The proceedings had before the subcommittee on Narcotics pertaining to the legislative history of the section and the purpose of the amendment is related.
 It should be here noted that the car there was driven to a certain place for the purpose of obtaining heroin, in aid of the transaction, and the occupant was returning to the car with it, with the "intention" to use the car to transport the heroin. Here, we have no evidence that Maldonado intended to use the car in aid of any transportation of the narcotic. The intent is and should be one of the determining factors in this respect. [2a] We here have, in effect, a finding of the trial court that Maldonado had no such intent when he drove his car only 6 blocks from his home and then rode with the informer nearly 3 miles thereafter to the cache. At least there was sufficient evidence to create an inference which would support the court's finding that the automobile did not facilitate such sale or transportation within the forfeiture statute.

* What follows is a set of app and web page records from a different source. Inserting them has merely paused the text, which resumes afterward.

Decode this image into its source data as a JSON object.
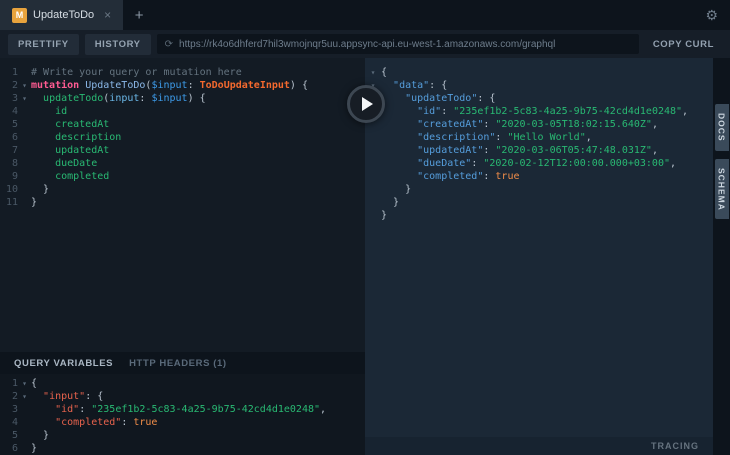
{
  "colors": {
    "tab_icon": "#e8a33d",
    "comment": "#64737f",
    "keyword": "#ff5b92",
    "opname": "#8bb8e8",
    "variable": "#3d9be9",
    "typename": "#f4692e",
    "field": "#29b973",
    "argname": "#6bb8e8",
    "punct": "#b9c4cf",
    "json_key": "#559ddb",
    "json_string": "#29b973",
    "json_bool": "#f08d49",
    "vars_key": "#e8634d",
    "line_number": "#4a5866"
  },
  "tab_bar": {
    "tab": {
      "icon_letter": "M",
      "title": "UpdateToDo",
      "close_glyph": "×"
    },
    "new_tab_glyph": "+",
    "gear_glyph": "⚙"
  },
  "toolbar": {
    "prettify_label": "PRETTIFY",
    "history_label": "HISTORY",
    "url_icon_glyph": "⟳",
    "url": "https://rk4o6dhferd7hil3wmojnqr5uu.appsync-api.eu-west-1.amazonaws.com/graphql",
    "copy_curl_label": "COPY CURL"
  },
  "query_editor": {
    "lines": [
      {
        "n": 1,
        "tokens": [
          {
            "c": "cm",
            "s": "# Write your query or mutation here"
          }
        ]
      },
      {
        "n": 2,
        "fold": true,
        "tokens": [
          {
            "c": "kw",
            "s": "mutation "
          },
          {
            "c": "def",
            "s": "UpdateToDo"
          },
          {
            "c": "pn",
            "s": "("
          },
          {
            "c": "var",
            "s": "$input"
          },
          {
            "c": "pn",
            "s": ": "
          },
          {
            "c": "type",
            "s": "ToDoUpdateInput"
          },
          {
            "c": "pn",
            "s": ") {"
          }
        ]
      },
      {
        "n": 3,
        "fold": true,
        "tokens": [
          {
            "c": "pn",
            "s": "  "
          },
          {
            "c": "field",
            "s": "updateTodo"
          },
          {
            "c": "pn",
            "s": "("
          },
          {
            "c": "attr",
            "s": "input"
          },
          {
            "c": "pn",
            "s": ": "
          },
          {
            "c": "var",
            "s": "$input"
          },
          {
            "c": "pn",
            "s": ") {"
          }
        ]
      },
      {
        "n": 4,
        "tokens": [
          {
            "c": "field",
            "s": "    id"
          }
        ]
      },
      {
        "n": 5,
        "tokens": [
          {
            "c": "field",
            "s": "    createdAt"
          }
        ]
      },
      {
        "n": 6,
        "tokens": [
          {
            "c": "field",
            "s": "    description"
          }
        ]
      },
      {
        "n": 7,
        "tokens": [
          {
            "c": "field",
            "s": "    updatedAt"
          }
        ]
      },
      {
        "n": 8,
        "tokens": [
          {
            "c": "field",
            "s": "    dueDate"
          }
        ]
      },
      {
        "n": 9,
        "tokens": [
          {
            "c": "field",
            "s": "    completed"
          }
        ]
      },
      {
        "n": 10,
        "tokens": [
          {
            "c": "pn",
            "s": "  }"
          }
        ]
      },
      {
        "n": 11,
        "tokens": [
          {
            "c": "pn",
            "s": "}"
          }
        ]
      }
    ]
  },
  "response_viewer": {
    "lines": [
      {
        "fold": true,
        "tokens": [
          {
            "c": "pn",
            "s": "{"
          }
        ]
      },
      {
        "fold": true,
        "tokens": [
          {
            "c": "pn",
            "s": "  "
          },
          {
            "c": "key",
            "s": "\"data\""
          },
          {
            "c": "pn",
            "s": ": {"
          }
        ]
      },
      {
        "fold": true,
        "tokens": [
          {
            "c": "pn",
            "s": "    "
          },
          {
            "c": "key",
            "s": "\"updateTodo\""
          },
          {
            "c": "pn",
            "s": ": {"
          }
        ]
      },
      {
        "tokens": [
          {
            "c": "pn",
            "s": "      "
          },
          {
            "c": "key",
            "s": "\"id\""
          },
          {
            "c": "pn",
            "s": ": "
          },
          {
            "c": "str",
            "s": "\"235ef1b2-5c83-4a25-9b75-42cd4d1e0248\""
          },
          {
            "c": "pn",
            "s": ","
          }
        ]
      },
      {
        "tokens": [
          {
            "c": "pn",
            "s": "      "
          },
          {
            "c": "key",
            "s": "\"createdAt\""
          },
          {
            "c": "pn",
            "s": ": "
          },
          {
            "c": "str",
            "s": "\"2020-03-05T18:02:15.640Z\""
          },
          {
            "c": "pn",
            "s": ","
          }
        ]
      },
      {
        "tokens": [
          {
            "c": "pn",
            "s": "      "
          },
          {
            "c": "key",
            "s": "\"description\""
          },
          {
            "c": "pn",
            "s": ": "
          },
          {
            "c": "str",
            "s": "\"Hello World\""
          },
          {
            "c": "pn",
            "s": ","
          }
        ]
      },
      {
        "tokens": [
          {
            "c": "pn",
            "s": "      "
          },
          {
            "c": "key",
            "s": "\"updatedAt\""
          },
          {
            "c": "pn",
            "s": ": "
          },
          {
            "c": "str",
            "s": "\"2020-03-06T05:47:48.031Z\""
          },
          {
            "c": "pn",
            "s": ","
          }
        ]
      },
      {
        "tokens": [
          {
            "c": "pn",
            "s": "      "
          },
          {
            "c": "key",
            "s": "\"dueDate\""
          },
          {
            "c": "pn",
            "s": ": "
          },
          {
            "c": "str",
            "s": "\"2020-02-12T12:00:00.000+03:00\""
          },
          {
            "c": "pn",
            "s": ","
          }
        ]
      },
      {
        "tokens": [
          {
            "c": "pn",
            "s": "      "
          },
          {
            "c": "key",
            "s": "\"completed\""
          },
          {
            "c": "pn",
            "s": ": "
          },
          {
            "c": "bool",
            "s": "true"
          }
        ]
      },
      {
        "tokens": [
          {
            "c": "pn",
            "s": "    }"
          }
        ]
      },
      {
        "tokens": [
          {
            "c": "pn",
            "s": "  }"
          }
        ]
      },
      {
        "tokens": [
          {
            "c": "pn",
            "s": "}"
          }
        ]
      }
    ]
  },
  "variables_panel": {
    "query_variables_label": "QUERY VARIABLES",
    "http_headers_label": "HTTP HEADERS (1)",
    "lines": [
      {
        "n": 1,
        "fold": true,
        "tokens": [
          {
            "c": "pn",
            "s": "{"
          }
        ]
      },
      {
        "n": 2,
        "fold": true,
        "tokens": [
          {
            "c": "pn",
            "s": "  "
          },
          {
            "c": "vkey",
            "s": "\"input\""
          },
          {
            "c": "pn",
            "s": ": {"
          }
        ]
      },
      {
        "n": 3,
        "tokens": [
          {
            "c": "pn",
            "s": "    "
          },
          {
            "c": "vkey",
            "s": "\"id\""
          },
          {
            "c": "pn",
            "s": ": "
          },
          {
            "c": "str",
            "s": "\"235ef1b2-5c83-4a25-9b75-42cd4d1e0248\""
          },
          {
            "c": "pn",
            "s": ","
          }
        ]
      },
      {
        "n": 4,
        "tokens": [
          {
            "c": "pn",
            "s": "    "
          },
          {
            "c": "vkey",
            "s": "\"completed\""
          },
          {
            "c": "pn",
            "s": ": "
          },
          {
            "c": "bool",
            "s": "true"
          }
        ]
      },
      {
        "n": 5,
        "tokens": [
          {
            "c": "pn",
            "s": "  }"
          }
        ]
      },
      {
        "n": 6,
        "tokens": [
          {
            "c": "pn",
            "s": "}"
          }
        ]
      }
    ]
  },
  "side_tabs": [
    {
      "label": "DOCS"
    },
    {
      "label": "SCHEMA"
    }
  ],
  "tracing_label": "TRACING"
}
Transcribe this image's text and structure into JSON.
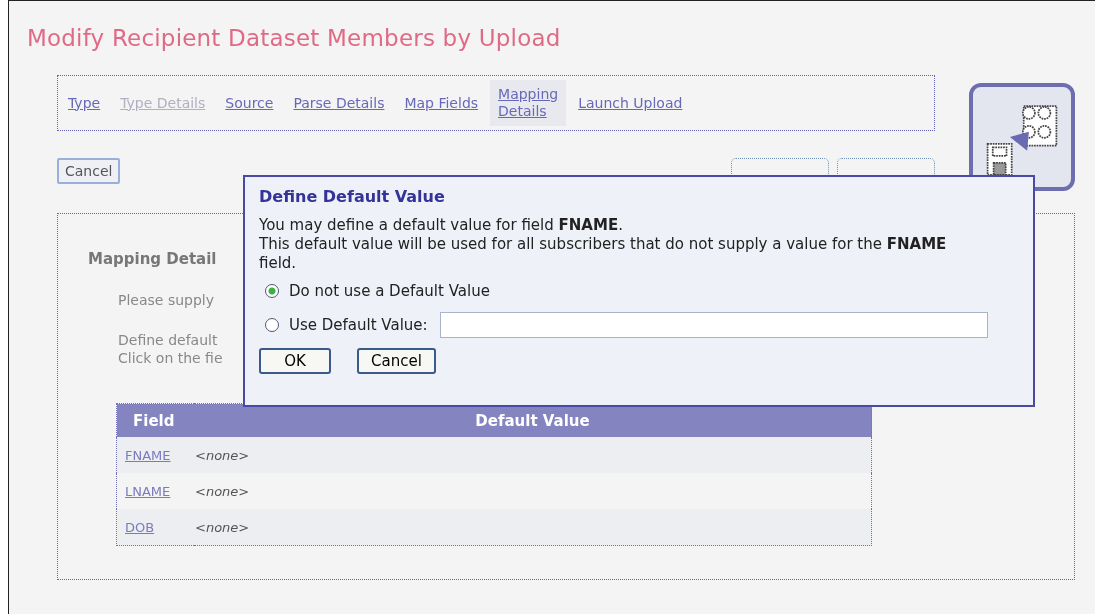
{
  "page_title": "Modify Recipient Dataset Members by Upload",
  "steps": [
    {
      "label": "Type",
      "selected": false,
      "disabled": false
    },
    {
      "label": "Type Details",
      "selected": false,
      "disabled": true
    },
    {
      "label": "Source",
      "selected": false,
      "disabled": false
    },
    {
      "label": "Parse Details",
      "selected": false,
      "disabled": false
    },
    {
      "label": "Map Fields",
      "selected": false,
      "disabled": false
    },
    {
      "label": "Mapping Details",
      "selected": true,
      "disabled": false
    },
    {
      "label": "Launch Upload",
      "selected": false,
      "disabled": false
    }
  ],
  "cancel_button": "Cancel",
  "section": {
    "heading": "Mapping Detail",
    "line_1": "Please supply",
    "line_2": "Define default",
    "line_3": "Click on the fie"
  },
  "table": {
    "columns": [
      "Field",
      "Default Value"
    ],
    "rows": [
      {
        "field": "FNAME",
        "value": "<none>"
      },
      {
        "field": "LNAME",
        "value": "<none>"
      },
      {
        "field": "DOB",
        "value": "<none>"
      }
    ]
  },
  "dialog": {
    "title": "Define Default Value",
    "message": "You may define a default value for field **FNAME**.\nThis default value will be used for all subscribers that do not supply a value for the **FNAME** field.",
    "options": [
      {
        "label": "Do not use a Default Value",
        "selected": true,
        "kind": "plain"
      },
      {
        "label": "Use Default Value:",
        "selected": false,
        "kind": "input"
      }
    ],
    "buttons": [
      "OK",
      "Cancel"
    ]
  }
}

In United States v. One 1951 Oldsmobile Sedan, 129 F. Supp. 321, where the forfeited car was used to transport buyer and seller to a point where the illegal sale was completed in the automobile itself, the district court held that these facts were sufficient to show that the car facilitated the sale. To the same effect is United States v. One 1950 Buick Sedan, 231 F.2d 219. In People v. One 1952 Mercury 2-Door Sedan, supra, 176 Cal.App.2d 220, the driver of the car drove it to a home, with the intention of obtaining possession of a supply of heroin, bought the heroin and came out and returned to the automobile and was arrested. The court held that this evidence was sufficient to show that the car was used to facilitate the unlawful possession of heroin, since he used it to aid him in obtaining the supply of heroin. In that case, it was held that it was obviously his intention to use the automobile to transport the heroin.  The question of intention to use the car to facilitate the purchase or transportation of a narcotic is usually a factual question. ( Platt v. United States, 163 F.2d 165.) [2b] If the trial court here had found in favor of the plaintiff, a different question might well arise. The finding, in effect, was to the contrary. Accordingly, the judgment should be affirmed.
Coughlin, J., and Brown (G.), J., concurred.
A petition for a rehearing was denied May 7, 1963, and appellant's petition for a hearing by the Supreme court was denied June 12, 1963.